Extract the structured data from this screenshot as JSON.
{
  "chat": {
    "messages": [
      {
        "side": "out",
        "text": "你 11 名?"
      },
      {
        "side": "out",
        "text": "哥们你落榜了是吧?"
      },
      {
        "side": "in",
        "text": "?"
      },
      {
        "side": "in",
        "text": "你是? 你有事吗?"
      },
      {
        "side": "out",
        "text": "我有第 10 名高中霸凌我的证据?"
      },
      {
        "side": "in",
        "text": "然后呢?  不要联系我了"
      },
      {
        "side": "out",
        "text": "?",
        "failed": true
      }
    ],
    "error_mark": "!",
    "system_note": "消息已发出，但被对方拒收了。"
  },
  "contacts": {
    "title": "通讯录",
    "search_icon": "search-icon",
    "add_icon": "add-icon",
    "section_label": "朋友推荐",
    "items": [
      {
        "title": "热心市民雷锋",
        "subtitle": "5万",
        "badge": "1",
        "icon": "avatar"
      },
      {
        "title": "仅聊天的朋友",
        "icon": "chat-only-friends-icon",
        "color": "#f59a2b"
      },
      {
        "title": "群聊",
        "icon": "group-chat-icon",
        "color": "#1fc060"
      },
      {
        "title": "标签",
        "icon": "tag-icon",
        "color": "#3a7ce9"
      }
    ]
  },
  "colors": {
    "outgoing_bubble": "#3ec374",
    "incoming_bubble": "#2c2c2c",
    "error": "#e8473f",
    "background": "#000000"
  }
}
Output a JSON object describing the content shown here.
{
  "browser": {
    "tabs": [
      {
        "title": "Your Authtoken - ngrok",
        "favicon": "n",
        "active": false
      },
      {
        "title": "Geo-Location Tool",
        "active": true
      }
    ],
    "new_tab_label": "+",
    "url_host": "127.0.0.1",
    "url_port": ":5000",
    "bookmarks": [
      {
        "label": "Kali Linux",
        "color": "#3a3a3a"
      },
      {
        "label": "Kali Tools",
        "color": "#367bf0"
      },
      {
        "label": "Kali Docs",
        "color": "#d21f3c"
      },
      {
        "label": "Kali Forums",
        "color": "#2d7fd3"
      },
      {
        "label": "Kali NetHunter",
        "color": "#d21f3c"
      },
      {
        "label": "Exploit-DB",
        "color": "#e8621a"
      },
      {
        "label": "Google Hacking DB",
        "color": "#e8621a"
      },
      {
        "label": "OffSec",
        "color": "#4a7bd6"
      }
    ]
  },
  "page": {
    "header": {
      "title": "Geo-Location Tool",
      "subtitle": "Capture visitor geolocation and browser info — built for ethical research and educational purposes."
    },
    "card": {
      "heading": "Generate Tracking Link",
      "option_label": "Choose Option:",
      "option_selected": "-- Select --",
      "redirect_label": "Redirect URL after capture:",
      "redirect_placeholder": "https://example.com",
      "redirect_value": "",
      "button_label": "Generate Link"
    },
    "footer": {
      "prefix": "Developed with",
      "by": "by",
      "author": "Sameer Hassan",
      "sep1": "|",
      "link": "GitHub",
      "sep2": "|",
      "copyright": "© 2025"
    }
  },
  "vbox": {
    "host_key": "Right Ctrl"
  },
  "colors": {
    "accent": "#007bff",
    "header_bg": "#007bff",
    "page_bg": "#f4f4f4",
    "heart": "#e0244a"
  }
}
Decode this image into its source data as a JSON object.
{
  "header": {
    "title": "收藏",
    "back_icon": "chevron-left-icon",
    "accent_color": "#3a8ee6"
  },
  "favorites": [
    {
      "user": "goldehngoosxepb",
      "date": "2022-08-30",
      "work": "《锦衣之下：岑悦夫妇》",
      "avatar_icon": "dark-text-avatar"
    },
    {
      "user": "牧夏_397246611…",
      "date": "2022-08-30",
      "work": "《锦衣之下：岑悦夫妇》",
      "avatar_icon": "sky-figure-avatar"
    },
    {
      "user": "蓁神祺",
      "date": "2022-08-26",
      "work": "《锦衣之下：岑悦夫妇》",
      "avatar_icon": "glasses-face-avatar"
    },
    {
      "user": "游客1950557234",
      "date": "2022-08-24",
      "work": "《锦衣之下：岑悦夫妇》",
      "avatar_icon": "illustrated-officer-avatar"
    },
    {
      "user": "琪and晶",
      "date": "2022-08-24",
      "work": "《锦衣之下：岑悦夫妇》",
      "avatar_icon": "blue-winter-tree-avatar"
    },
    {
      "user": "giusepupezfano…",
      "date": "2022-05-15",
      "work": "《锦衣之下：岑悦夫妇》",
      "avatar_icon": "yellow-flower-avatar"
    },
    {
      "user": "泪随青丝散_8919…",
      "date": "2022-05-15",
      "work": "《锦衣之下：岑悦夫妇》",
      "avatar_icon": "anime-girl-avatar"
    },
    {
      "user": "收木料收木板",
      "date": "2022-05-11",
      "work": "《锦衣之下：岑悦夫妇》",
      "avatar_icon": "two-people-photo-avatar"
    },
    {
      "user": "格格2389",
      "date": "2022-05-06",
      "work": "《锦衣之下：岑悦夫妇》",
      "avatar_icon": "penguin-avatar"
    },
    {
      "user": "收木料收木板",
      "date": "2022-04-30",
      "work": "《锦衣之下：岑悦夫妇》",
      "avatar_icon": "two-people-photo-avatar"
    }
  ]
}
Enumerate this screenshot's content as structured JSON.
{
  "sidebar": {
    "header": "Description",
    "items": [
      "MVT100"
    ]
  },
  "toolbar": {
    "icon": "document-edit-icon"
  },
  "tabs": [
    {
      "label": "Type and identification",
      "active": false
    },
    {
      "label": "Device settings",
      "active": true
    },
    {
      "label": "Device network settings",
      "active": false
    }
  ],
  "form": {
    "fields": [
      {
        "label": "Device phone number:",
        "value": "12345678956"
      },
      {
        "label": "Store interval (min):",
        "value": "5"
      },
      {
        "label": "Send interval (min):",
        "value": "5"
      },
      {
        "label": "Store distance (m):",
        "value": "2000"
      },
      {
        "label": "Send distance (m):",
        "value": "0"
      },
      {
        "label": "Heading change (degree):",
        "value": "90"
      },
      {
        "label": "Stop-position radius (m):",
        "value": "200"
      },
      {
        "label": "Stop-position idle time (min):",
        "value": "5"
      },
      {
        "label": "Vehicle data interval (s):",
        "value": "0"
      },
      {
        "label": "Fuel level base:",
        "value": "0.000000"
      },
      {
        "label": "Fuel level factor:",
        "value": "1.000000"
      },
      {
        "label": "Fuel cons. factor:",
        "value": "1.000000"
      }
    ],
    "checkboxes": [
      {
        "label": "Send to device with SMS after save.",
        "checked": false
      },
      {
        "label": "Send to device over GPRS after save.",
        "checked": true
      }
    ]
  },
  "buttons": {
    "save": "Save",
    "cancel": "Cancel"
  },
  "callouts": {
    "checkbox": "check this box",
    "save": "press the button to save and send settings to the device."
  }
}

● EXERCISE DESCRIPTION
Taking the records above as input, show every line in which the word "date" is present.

● ANSWER TO THIS TASK
      "date": "2022-08-30",
      "date": "2022-08-30",
      "date": "2022-08-26",
      "date": "2022-08-24",
      "date": "2022-08-24",
      "date": "2022-05-15",
      "date": "2022-05-15",
      "date": "2022-05-11",
      "date": "2022-05-06",
      "date": "2022-04-30",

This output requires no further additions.